Pine Bark Fines and Soil ph or Acidity
A message was posted last week asking about a Turface MVP soil mix formula. It caused me to reflect back on why my use of this inorganic potting medium method failed. Many many of my young rooted cuttings, after re-potting into the grit, calcined clay, and pine bark mix suffered from root rot and failed. I originally attributed a summer heat wave, compounded by over watering to be the root (no pun) of my problem. Now I will add another possibility, as I never thought about the potting medium itself and the role of soil acidity, or pH, until today.
This week, a fellow fig forum enthusiast steered me to this post titled "Osomocote" (that is the spelling in the thread) at http://forums.gardenweb.com/forums/load/fig/msg071148154271.htmlshared. There is a potting medium recipe offered by Mountainman0826. The one constituent recipe element that caught my attention was Powdered Dolomitic Lime. All this morning, I was wondering why the use of dolomitic lime, until I remembered some questions posed to me by Henry (hlyell) who was coaching me to help understand possible causes for my root rot. As for Powdered Dolomitic Lime, it is an old friend. I use it all the time, but not in my gardening and not in my fig propagation. Well, it seems I missed some passing recommendations to add this material when I created my mix of grit, calcined clay, and pine bark. And if it was an important ingredient, then it was another factor in the root rot situation.
If I was a betting man, I would bet that I used to much pine bark, with young fig roots, and no limestone to offset the low pH caused by the pine bark fines.
So, here is what I do know. Also, I apologize for what I do not know, but I did some simple tests of pH against the ingredients I have been using around the figs and my pond:
So, this afternoon, while thinking about the Mountainman (MM) recipe, I wondered why MM suggested using a cup of dolomite limestone. I can offer 1 really good reason, although there might be more. Pine bark fines are acidic and the dolomite will counter the impact of that soil amendment. I did an experiment, just today. I had a plastic container with some old pond water that I was using to wash my pine bark chips. The container still included 2 or 3 cups of waterlogged pine bark. Well, I just tested the pH of that water solution. Today, my pond water is at 8.33 pH and the standing water in a plastic pail of pine bark chips is 3.45 pH. I was not surprised, just deflated. I should have known that the pine bark would work to lower the soil pH. I dumped a planted nursery pot the other day and (on my honor) ran and showed my wife how it seemed there were pine bark fines clumped around the dead and rotted roots. I blamed my self for the uneven incorporation of the soil mix and for the local areas of clumped fines and concluded that wetness around the roots was the cause. Today, I say that the acid in the fines might also have played a role in the plant root loss.

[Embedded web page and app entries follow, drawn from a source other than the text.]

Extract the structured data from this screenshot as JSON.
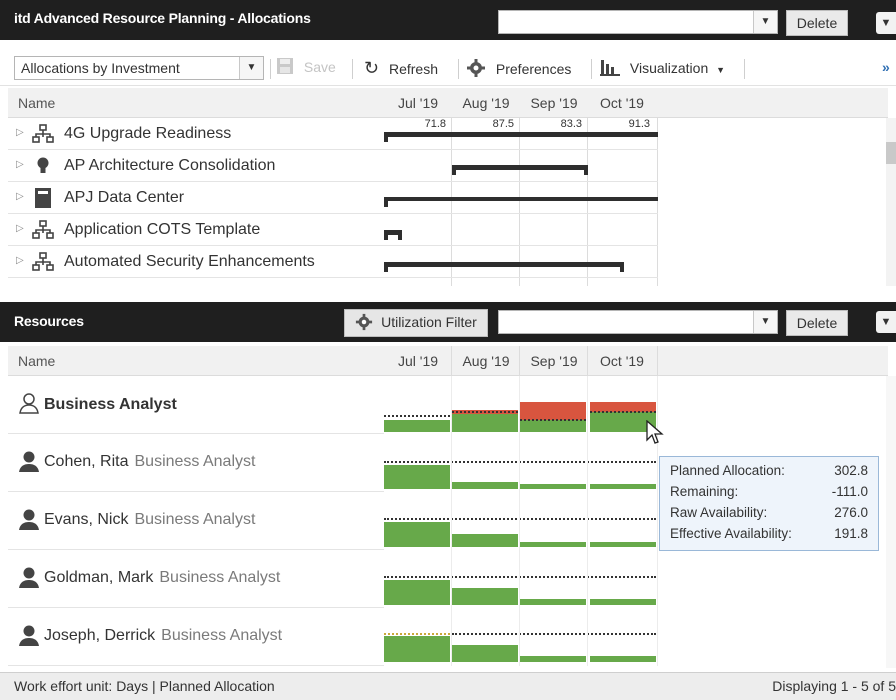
{
  "allocations_panel": {
    "title": "itd Advanced Resource Planning - Allocations",
    "filter_value": "",
    "delete_label": "Delete"
  },
  "toolbar": {
    "view_select": "Allocations by Investment",
    "save_label": "Save",
    "refresh_label": "Refresh",
    "preferences_label": "Preferences",
    "visualization_label": "Visualization",
    "overflow_label": "»"
  },
  "columns": {
    "name": "Name",
    "months": [
      "Jul '19",
      "Aug '19",
      "Sep '19",
      "Oct '19"
    ]
  },
  "totals": [
    "71.8",
    "87.5",
    "83.3",
    "91.3"
  ],
  "investments": [
    {
      "label": "4G Upgrade Readiness",
      "icon": "hierarchy-icon"
    },
    {
      "label": "AP Architecture Consolidation",
      "icon": "lightbulb-icon"
    },
    {
      "label": "APJ Data Center",
      "icon": "server-icon"
    },
    {
      "label": "Application COTS Template",
      "icon": "hierarchy-icon"
    },
    {
      "label": "Automated Security Enhancements",
      "icon": "hierarchy-icon"
    }
  ],
  "resources_panel": {
    "title": "Resources",
    "utilization_filter_label": "Utilization Filter",
    "filter_value": "",
    "delete_label": "Delete"
  },
  "resources": [
    {
      "name": "Business Analyst",
      "role": "",
      "icon": "role-outline-icon"
    },
    {
      "name": "Cohen, Rita",
      "role": "Business Analyst",
      "icon": "person-icon"
    },
    {
      "name": "Evans, Nick",
      "role": "Business Analyst",
      "icon": "person-icon"
    },
    {
      "name": "Goldman, Mark",
      "role": "Business Analyst",
      "icon": "person-icon"
    },
    {
      "name": "Joseph, Derrick",
      "role": "Business Analyst",
      "icon": "person-icon"
    }
  ],
  "tooltip": {
    "rows": [
      {
        "label": "Planned Allocation:",
        "value": "302.8"
      },
      {
        "label": "Remaining:",
        "value": "-111.0"
      },
      {
        "label": "Raw Availability:",
        "value": "276.0"
      },
      {
        "label": "Effective Availability:",
        "value": "191.8"
      }
    ]
  },
  "status_bar": {
    "left": "Work effort unit: Days | Planned Allocation",
    "right": "Displaying 1 - 5 of 5"
  },
  "colors": {
    "header_bg": "#1f1f1f",
    "capacity_green": "#67a94a",
    "overallocation_red": "#d8553f",
    "gantt_bar": "#2e2e2e",
    "tooltip_bg": "#eef4fb"
  }
}
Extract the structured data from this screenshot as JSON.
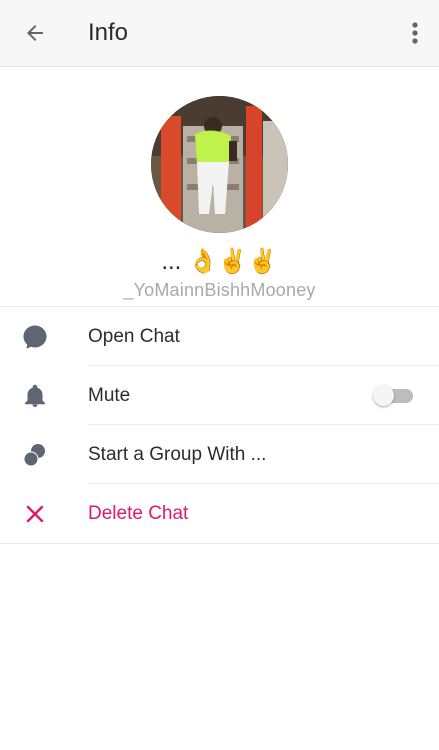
{
  "header": {
    "title": "Info",
    "back_icon": "arrow-left-icon",
    "menu_icon": "more-vertical-icon"
  },
  "profile": {
    "display_name": "... 👌✌️✌️",
    "username": "_YoMainnBishhMooney"
  },
  "actions": [
    {
      "label": "Open Chat",
      "icon": "chat-bubble-icon"
    },
    {
      "label": "Mute",
      "icon": "bell-icon",
      "toggle_on": false
    },
    {
      "label": "Start a Group With ...",
      "icon": "group-icon"
    },
    {
      "label": "Delete Chat",
      "icon": "close-icon"
    }
  ],
  "colors": {
    "icon_gray": "#5f6673",
    "danger": "#e0176f",
    "header_bg": "#f7f7f7"
  }
}
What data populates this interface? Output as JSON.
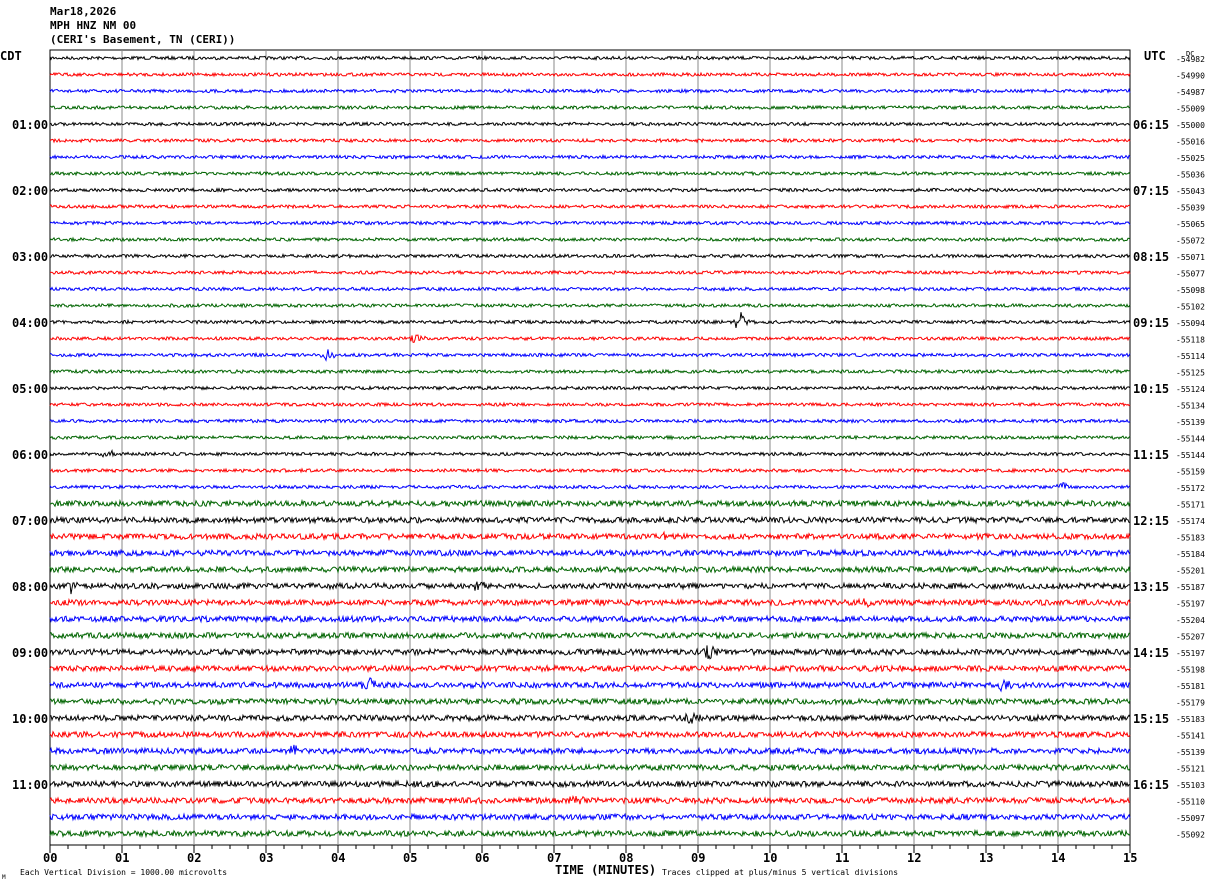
{
  "header": {
    "date": "Mar18,2026",
    "station": "MPH HNZ NM 00",
    "location": "(CERI's Basement, TN (CERI))"
  },
  "left_tz": "CDT",
  "right_tz": "UTC",
  "dc_label": "DC",
  "footer": {
    "scale_note": "Each Vertical Division = 1000.00 microvolts",
    "clip_note": "Traces clipped at plus/minus 5 vertical divisions",
    "mark": "M"
  },
  "chart_data": {
    "type": "line",
    "xlabel": "TIME (MINUTES)",
    "xlim": [
      0,
      15
    ],
    "x_ticks": [
      "00",
      "01",
      "02",
      "03",
      "04",
      "05",
      "06",
      "07",
      "08",
      "09",
      "10",
      "11",
      "12",
      "13",
      "14",
      "15"
    ],
    "grid": true,
    "trace_colors": [
      "#000000",
      "#ff0000",
      "#0000ff",
      "#006400"
    ],
    "left_hour_labels": [
      "01:00",
      "02:00",
      "03:00",
      "04:00",
      "05:00",
      "06:00",
      "07:00",
      "08:00",
      "09:00",
      "10:00",
      "11:00"
    ],
    "right_hour_labels": [
      "06:15",
      "07:15",
      "08:15",
      "09:15",
      "10:15",
      "11:15",
      "12:15",
      "13:15",
      "14:15",
      "15:15",
      "16:15"
    ],
    "dc_offsets": [
      -54982,
      -54990,
      -54987,
      -55009,
      -55000,
      -55016,
      -55025,
      -55036,
      -55043,
      -55039,
      -55065,
      -55072,
      -55071,
      -55077,
      -55098,
      -55102,
      -55094,
      -55118,
      -55114,
      -55125,
      -55124,
      -55134,
      -55139,
      -55144,
      -55144,
      -55159,
      -55172,
      -55171,
      -55174,
      -55183,
      -55184,
      -55201,
      -55187,
      -55197,
      -55204,
      -55207,
      -55197,
      -55198,
      -55181,
      -55179,
      -55183,
      -55141,
      -55139,
      -55121,
      -55103,
      -55110,
      -55097,
      -55092
    ],
    "events": [
      {
        "trace": 16,
        "minute": 9.6,
        "amplitude": 1.0
      },
      {
        "trace": 17,
        "minute": 5.1,
        "amplitude": 0.5
      },
      {
        "trace": 18,
        "minute": 3.85,
        "amplitude": 0.5
      },
      {
        "trace": 24,
        "minute": 0.8,
        "amplitude": 0.4
      },
      {
        "trace": 26,
        "minute": 14.05,
        "amplitude": 0.4
      },
      {
        "trace": 29,
        "minute": 8.5,
        "amplitude": 0.7
      },
      {
        "trace": 32,
        "minute": 0.3,
        "amplitude": 0.6
      },
      {
        "trace": 32,
        "minute": 5.95,
        "amplitude": 0.6
      },
      {
        "trace": 33,
        "minute": 11.35,
        "amplitude": 0.6
      },
      {
        "trace": 36,
        "minute": 9.15,
        "amplitude": 0.8
      },
      {
        "trace": 38,
        "minute": 4.45,
        "amplitude": 0.7
      },
      {
        "trace": 38,
        "minute": 13.25,
        "amplitude": 0.7
      },
      {
        "trace": 40,
        "minute": 8.9,
        "amplitude": 0.7
      },
      {
        "trace": 42,
        "minute": 3.4,
        "amplitude": 0.6
      },
      {
        "trace": 45,
        "minute": 7.3,
        "amplitude": 0.5
      }
    ]
  }
}
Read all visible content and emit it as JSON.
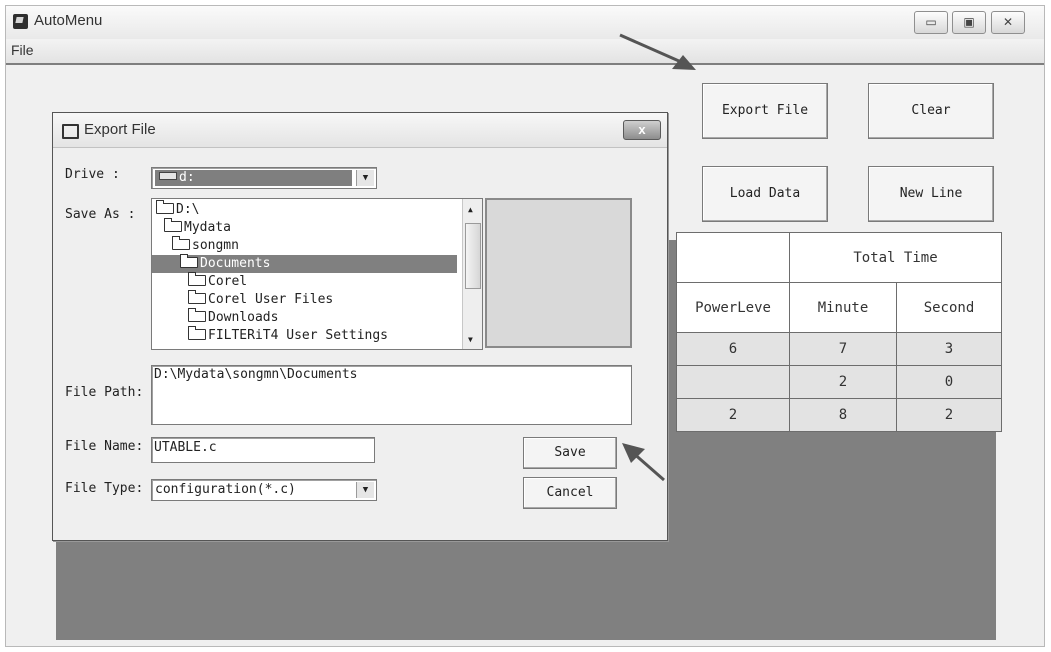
{
  "window": {
    "title": "AutoMenu",
    "minimize_icon": "minimize-icon",
    "maximize_icon": "maximize-icon",
    "close_icon": "close-icon",
    "menu": [
      "File"
    ]
  },
  "toolbar": {
    "export": "Export File",
    "clear": "Clear",
    "load": "Load Data",
    "newline": "New Line"
  },
  "table": {
    "group_header": "Total Time",
    "columns": [
      "PowerLeve",
      "Minute",
      "Second"
    ],
    "rows": [
      [
        "6",
        "7",
        "3"
      ],
      [
        "",
        "2",
        "0"
      ],
      [
        "2",
        "8",
        "2"
      ]
    ]
  },
  "dialog": {
    "title": "Export File",
    "close_label": "x",
    "drive_label": "Drive :",
    "drive_value": "d:",
    "saveas_label": "Save As :",
    "folders": [
      "D:\\",
      "Mydata",
      "songmn",
      "Documents",
      "Corel",
      "Corel User Files",
      "Downloads",
      "FILTERiT4 User Settings"
    ],
    "filepath_label": "File Path:",
    "filepath_value": "D:\\Mydata\\songmn\\Documents",
    "filename_label": "File Name:",
    "filename_value": "UTABLE.c",
    "filetype_label": "File Type:",
    "filetype_value": "configuration(*.c)",
    "save": "Save",
    "cancel": "Cancel"
  },
  "colors": {
    "window_bg": "#f0f0f0",
    "gray_area": "#808080",
    "selection": "#808080",
    "row_bg": "#e3e3e3"
  }
}
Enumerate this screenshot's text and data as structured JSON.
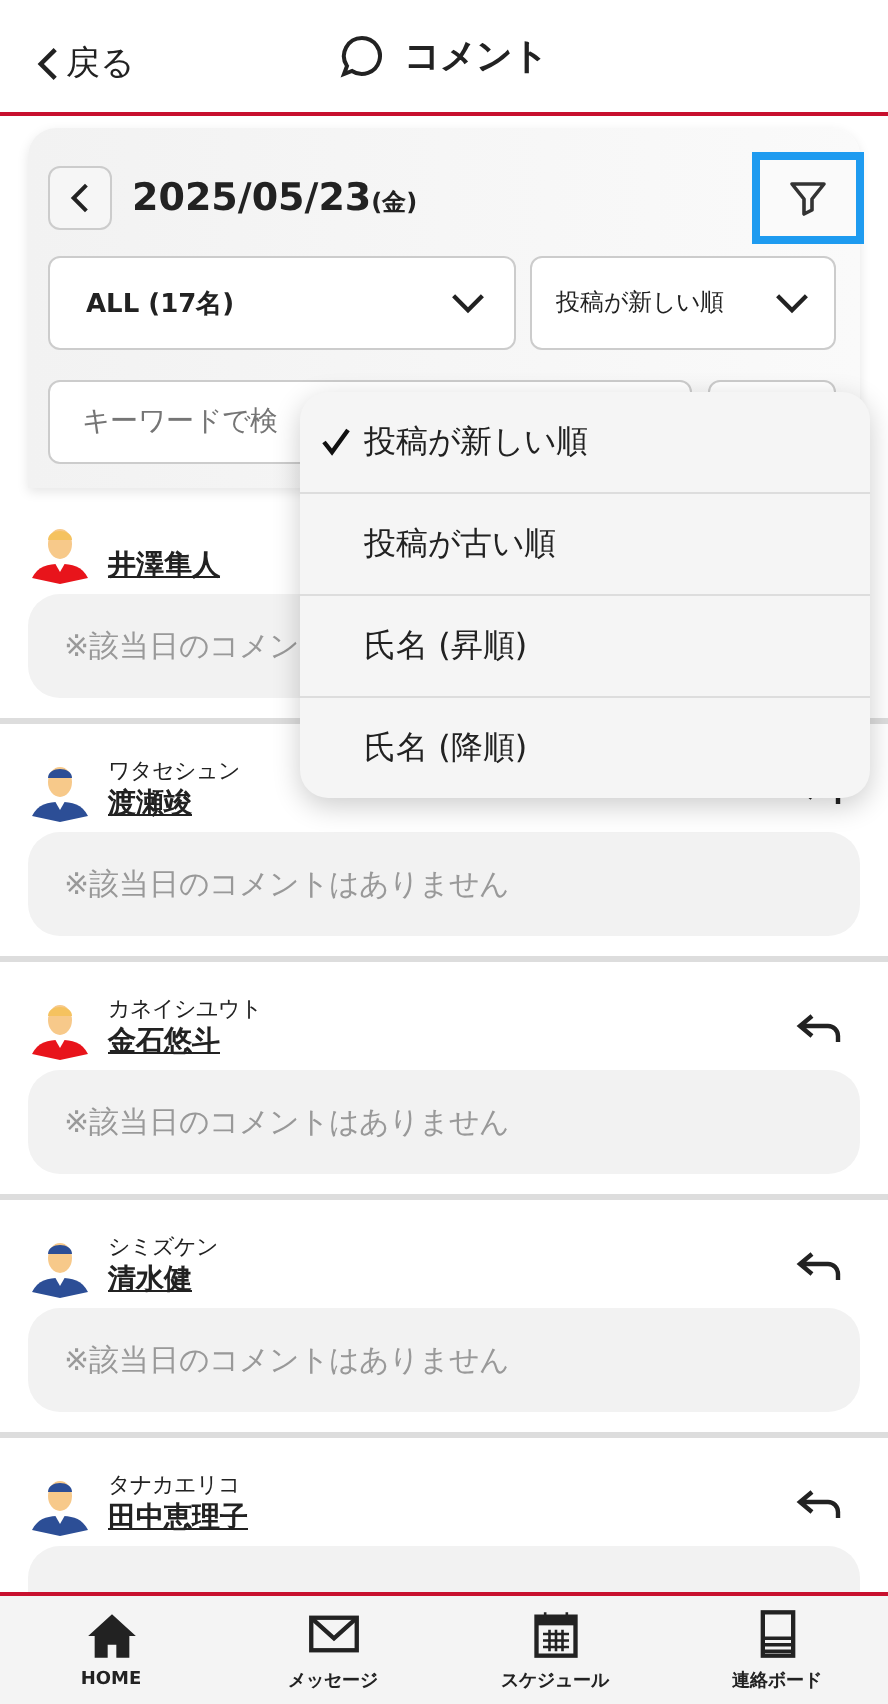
{
  "header": {
    "back": "戻る",
    "title": "コメント"
  },
  "filter": {
    "date": "2025/05/23",
    "weekday": "(金)",
    "group": "ALL (17名)",
    "sort": "投稿が新しい順",
    "search_placeholder": "キーワードで検"
  },
  "sort_menu": [
    {
      "label": "投稿が新しい順",
      "selected": true
    },
    {
      "label": "投稿が古い順",
      "selected": false
    },
    {
      "label": "氏名 (昇順)",
      "selected": false
    },
    {
      "label": "氏名 (降順)",
      "selected": false
    }
  ],
  "members": [
    {
      "name": "井澤隼人",
      "color": "#e8141b",
      "comment": "※該当日のコメン"
    },
    {
      "kana": "ワタセシュン",
      "name": "渡瀬竣",
      "color": "#2c4e96",
      "reply": true,
      "comment": "※該当日のコメントはありません"
    },
    {
      "kana": "カネイシユウト",
      "name": "金石悠斗",
      "color": "#e8141b",
      "reply": true,
      "comment": "※該当日のコメントはありません"
    },
    {
      "kana": "シミズケン",
      "name": "清水健",
      "color": "#2c4e96",
      "reply": true,
      "comment": "※該当日のコメントはありません"
    },
    {
      "kana": "タナカエリコ",
      "name": "田中恵理子",
      "color": "#2c4e96",
      "reply": true
    }
  ],
  "nav": [
    {
      "kind": "home",
      "label": "HOME"
    },
    {
      "kind": "mail",
      "label": "メッセージ"
    },
    {
      "kind": "calendar",
      "label": "スケジュール"
    },
    {
      "kind": "board",
      "label": "連絡ボード"
    }
  ]
}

Separately, I took a portion of Miracle Grow Potting Mix and filled a container to half-full and then filled it with 8.30 pH pond water. After stirring and allowing for settling, the pH of the water was tested at 6.98. The Miracle Grow mixture tested out to be a somewhat acidic , as it lowered the pond water pH, but it did not do so to the extent of the pine bark fines alone (6.98 vs 3.45).
Dolomite limestone: Here is how it works in my pond:
My back yard is shaded with a stand of 40 foot tall pine trees. The prevailing winds shed loads of tree material into the pond all year around. You might think a pine cone will float forever. The same with pine needles. Well, they sink. These items are buoyant for about 24 hours and then they sink. Between fish naturally discharging ammonia based waste products, the pine trees, and the township well water, in general, sometimes I like to put some alkaline buffer into the pond. Too, pond plants generate carbon dioxide and this turns to carbonic acid. So, I add a dolomite limestone slurry right into the pond. My pond fish thrive in the environment. Use enough and it will bring the pond water up to ~8.0. Below ~8.0, the limestone actively dissolves and causes pH to return to ~8.0. At ~8.0 pH, equilibrium is reached and excess limestone simply rests at the pond bottom, like sand, until pH starts to fall, when more limestone will dissolve to bring pH back to 8.0. Above ~8.0, the limestone is passive in terms of pH. In terms of nutrient value, I do not know if high amounts of limestone are counterproductive. I would guess not. Bottom line, while the use of dolomite might have some mineral nutrient value, to fig plants, if there are acidic pine bark fines, that acid will be neutralized in the presence of limestone.
Next time I use pine bark fines, I will be sure to include an appropriate portion of Powdered Dolomitic Lime.